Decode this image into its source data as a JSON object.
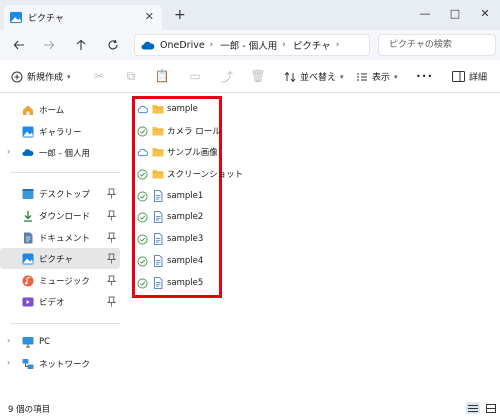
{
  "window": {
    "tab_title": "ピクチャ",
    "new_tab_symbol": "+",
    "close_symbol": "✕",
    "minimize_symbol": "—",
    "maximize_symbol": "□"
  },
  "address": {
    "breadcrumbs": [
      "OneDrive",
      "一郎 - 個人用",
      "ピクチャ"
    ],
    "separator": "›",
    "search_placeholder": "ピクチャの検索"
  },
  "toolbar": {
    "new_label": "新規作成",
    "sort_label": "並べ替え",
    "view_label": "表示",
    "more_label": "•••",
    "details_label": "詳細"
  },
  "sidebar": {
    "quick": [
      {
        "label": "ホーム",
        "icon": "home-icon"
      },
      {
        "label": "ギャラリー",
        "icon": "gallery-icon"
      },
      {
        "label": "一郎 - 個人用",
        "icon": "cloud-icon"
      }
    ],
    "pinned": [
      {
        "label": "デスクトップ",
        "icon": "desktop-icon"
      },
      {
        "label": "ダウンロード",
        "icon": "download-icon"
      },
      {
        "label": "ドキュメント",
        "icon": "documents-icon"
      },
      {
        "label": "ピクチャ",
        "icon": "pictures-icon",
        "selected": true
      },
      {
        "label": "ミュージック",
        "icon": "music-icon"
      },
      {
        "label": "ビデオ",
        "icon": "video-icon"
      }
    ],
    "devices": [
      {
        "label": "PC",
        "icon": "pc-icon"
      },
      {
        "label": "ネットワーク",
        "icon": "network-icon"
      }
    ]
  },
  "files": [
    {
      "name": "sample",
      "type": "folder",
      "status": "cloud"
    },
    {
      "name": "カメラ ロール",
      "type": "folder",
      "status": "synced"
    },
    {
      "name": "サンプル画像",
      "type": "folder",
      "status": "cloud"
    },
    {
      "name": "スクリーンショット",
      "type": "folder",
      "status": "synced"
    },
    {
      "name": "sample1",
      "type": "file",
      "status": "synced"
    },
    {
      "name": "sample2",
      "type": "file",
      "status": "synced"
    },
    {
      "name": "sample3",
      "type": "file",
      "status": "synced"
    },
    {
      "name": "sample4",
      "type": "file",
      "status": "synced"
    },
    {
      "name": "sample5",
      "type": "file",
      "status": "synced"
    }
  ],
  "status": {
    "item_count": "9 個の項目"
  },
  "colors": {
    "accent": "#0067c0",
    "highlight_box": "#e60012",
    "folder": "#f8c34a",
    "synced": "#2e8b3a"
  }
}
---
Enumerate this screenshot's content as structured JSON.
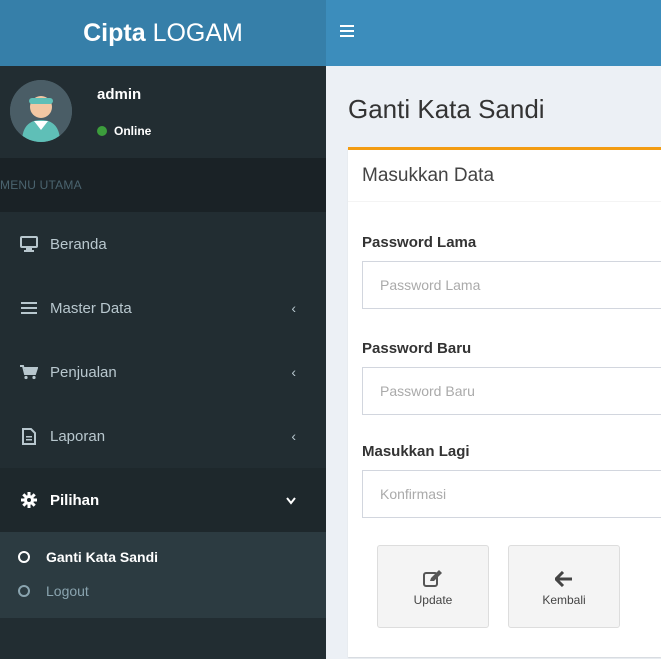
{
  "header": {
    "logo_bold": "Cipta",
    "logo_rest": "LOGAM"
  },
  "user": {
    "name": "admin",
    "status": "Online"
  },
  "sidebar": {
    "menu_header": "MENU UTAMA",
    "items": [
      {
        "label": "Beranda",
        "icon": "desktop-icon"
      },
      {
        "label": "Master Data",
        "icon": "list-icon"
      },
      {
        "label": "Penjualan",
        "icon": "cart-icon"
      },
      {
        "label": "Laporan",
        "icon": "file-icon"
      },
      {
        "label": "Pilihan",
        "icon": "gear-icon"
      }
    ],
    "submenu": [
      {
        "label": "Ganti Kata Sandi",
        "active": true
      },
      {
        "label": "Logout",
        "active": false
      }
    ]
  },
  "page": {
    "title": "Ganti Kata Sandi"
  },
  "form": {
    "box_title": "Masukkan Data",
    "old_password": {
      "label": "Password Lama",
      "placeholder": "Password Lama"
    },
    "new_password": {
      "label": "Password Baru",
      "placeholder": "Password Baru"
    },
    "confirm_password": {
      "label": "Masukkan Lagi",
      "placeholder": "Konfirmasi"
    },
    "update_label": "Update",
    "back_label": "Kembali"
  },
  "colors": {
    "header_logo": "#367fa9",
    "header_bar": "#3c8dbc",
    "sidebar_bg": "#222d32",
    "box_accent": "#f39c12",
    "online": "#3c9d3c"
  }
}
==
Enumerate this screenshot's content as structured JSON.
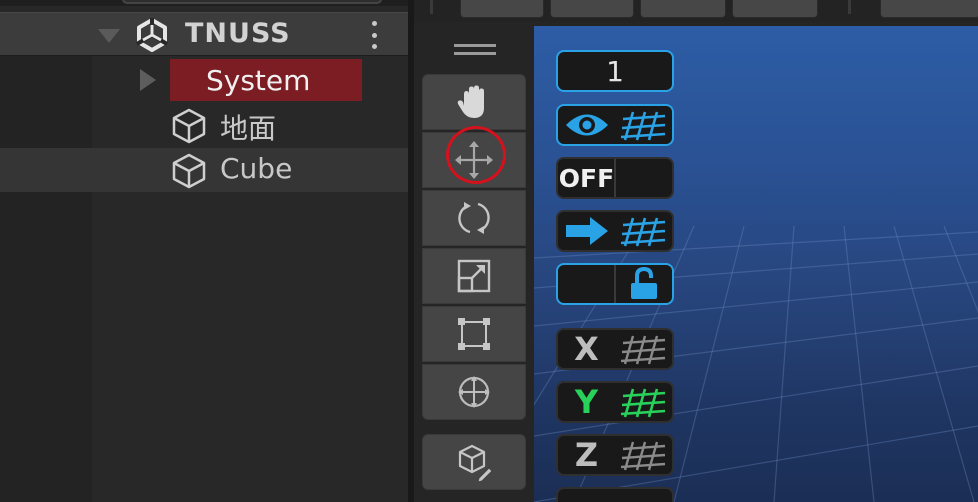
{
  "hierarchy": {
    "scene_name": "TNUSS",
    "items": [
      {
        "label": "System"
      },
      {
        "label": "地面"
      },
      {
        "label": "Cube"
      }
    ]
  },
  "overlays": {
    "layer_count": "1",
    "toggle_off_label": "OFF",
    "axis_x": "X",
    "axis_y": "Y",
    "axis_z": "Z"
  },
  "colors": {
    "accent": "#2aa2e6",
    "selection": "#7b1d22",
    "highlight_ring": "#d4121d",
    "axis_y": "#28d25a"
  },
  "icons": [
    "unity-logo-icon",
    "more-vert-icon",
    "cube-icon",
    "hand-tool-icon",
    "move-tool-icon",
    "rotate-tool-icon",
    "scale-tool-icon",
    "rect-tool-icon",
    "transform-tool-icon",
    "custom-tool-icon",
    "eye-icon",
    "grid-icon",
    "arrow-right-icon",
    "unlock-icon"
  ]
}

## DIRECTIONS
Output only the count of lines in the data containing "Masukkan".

## ANSWER SECTION
2